In effect, therefore, a member of an organization which the Tribunal has declared to be criminal may be subsequently convicted of the crime of membership and be punished for that crime by death. This is not to assume that international or military courts which will try these individuals will not exercise appropriate standards of justice.

This is a far reaching and novel procedure. Its application, unless properly safeguarded, may produce great injustice. Article 9, it should be noted, uses the words "The Tribunal may declare", so that the Tribunal is vested with discretion as to whether it will declare any organization criminal. This discretion is a judicial one and does not permit arbitrary action, but should be exercised in accordance with well-settled legal principles, one of the most important of which is that criminal guilt is personal, and that mass punishments should be avoided. If satisfied of the criminal guilt of any organization or group, this Tribunal should not hesitate to declare it to be criminal because the theory of "group criminality" is new, or because it might be unjustly applied by some subsequent tribunals. On the other hand, the Tribunal should make such declaration of criminality so far as possible in a manner to insure that innocent persons will not be punished.

A criminal organization is analogous to a criminal conspiracy in that the essence of both is cooperation for criminal purposes. There must be a group bound together and organized for a common purpose. The group must be formed or used in connection with the commission of crimes denounced by the Charter. Since the declaration with respect to the organizations and groups will, as has been pointed out, fix the criminality of its members, that definition should exclude persons who had no knowledge of the criminal purposes or acts of the organization and those who were drafted by the State for membership, unless they were personally implicated in the commission of acts declared criminal by Article 6 of the Charter as members of the organization. Membership alone is not enough to come within the scope of these declarations.

Since declarations of criminality which the Tribunal makes will be used by other courts in the trial of persons on account of their membership in the organizations found to be criminal, the Tribunal feels it appropriate to make the following recommendations:

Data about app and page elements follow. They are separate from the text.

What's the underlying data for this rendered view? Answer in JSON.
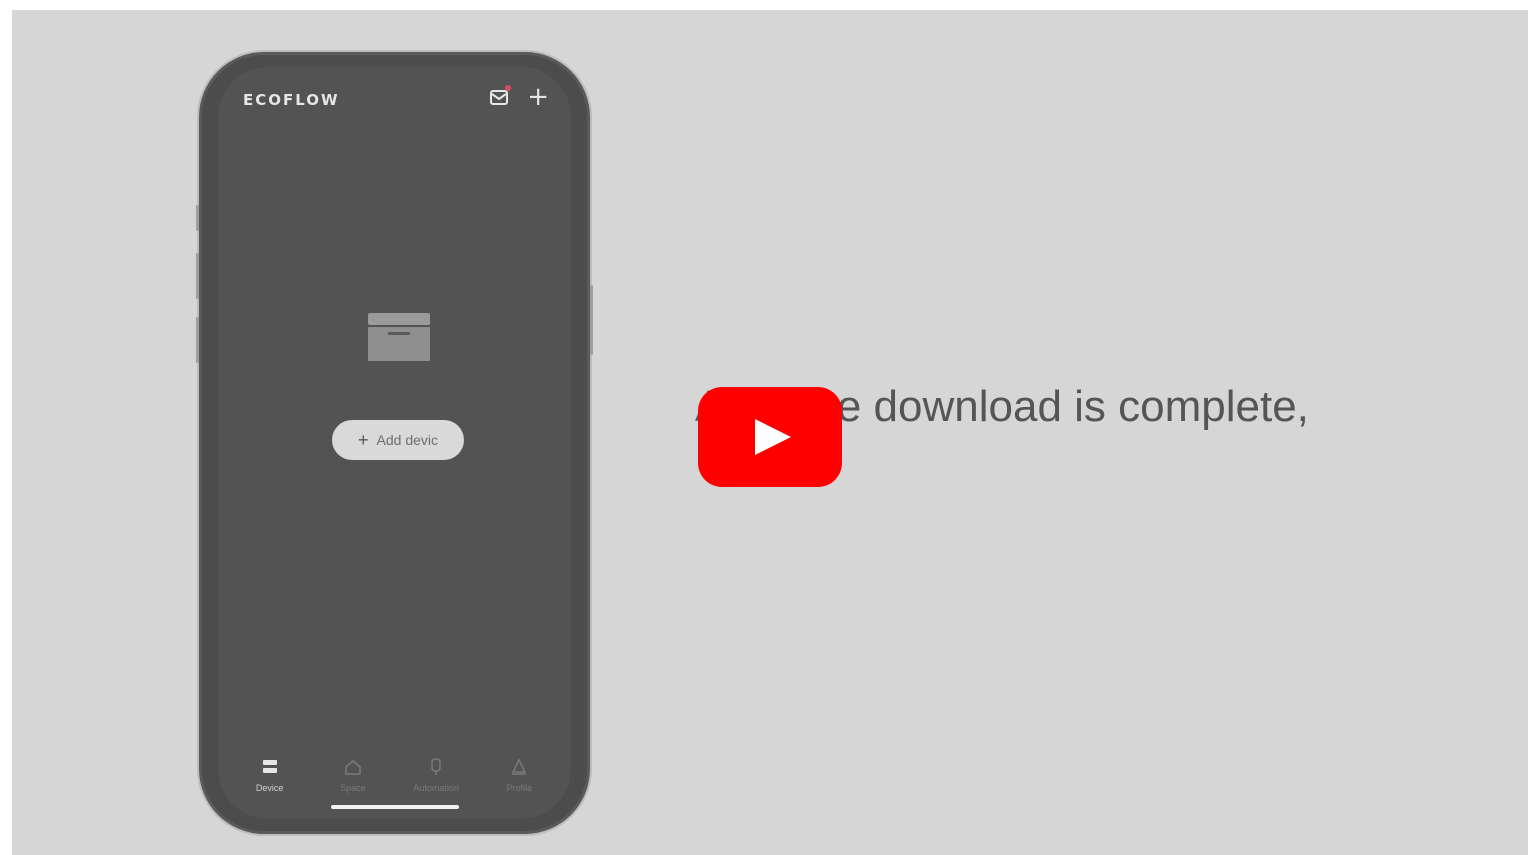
{
  "app": {
    "brand": "ECOFLOW",
    "add_device_label": "Add devic",
    "accent_color": "#e04a6a"
  },
  "tabs": [
    {
      "label": "Device",
      "icon": "device-icon",
      "active": true
    },
    {
      "label": "Space",
      "icon": "home-icon",
      "active": false
    },
    {
      "label": "Automation",
      "icon": "automation-icon",
      "active": false
    },
    {
      "label": "Profile",
      "icon": "profile-icon",
      "active": false
    }
  ],
  "video": {
    "caption": "After the download is complete,",
    "play_button_color": "#ff0000"
  }
}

1. That so far as possible throughout the four zones of occupation in Germany the classifications, sanctions, and penalties be standardized. Uniformity of treatment so far as practical should be a basic principle. This does not, of course, mean that discretion in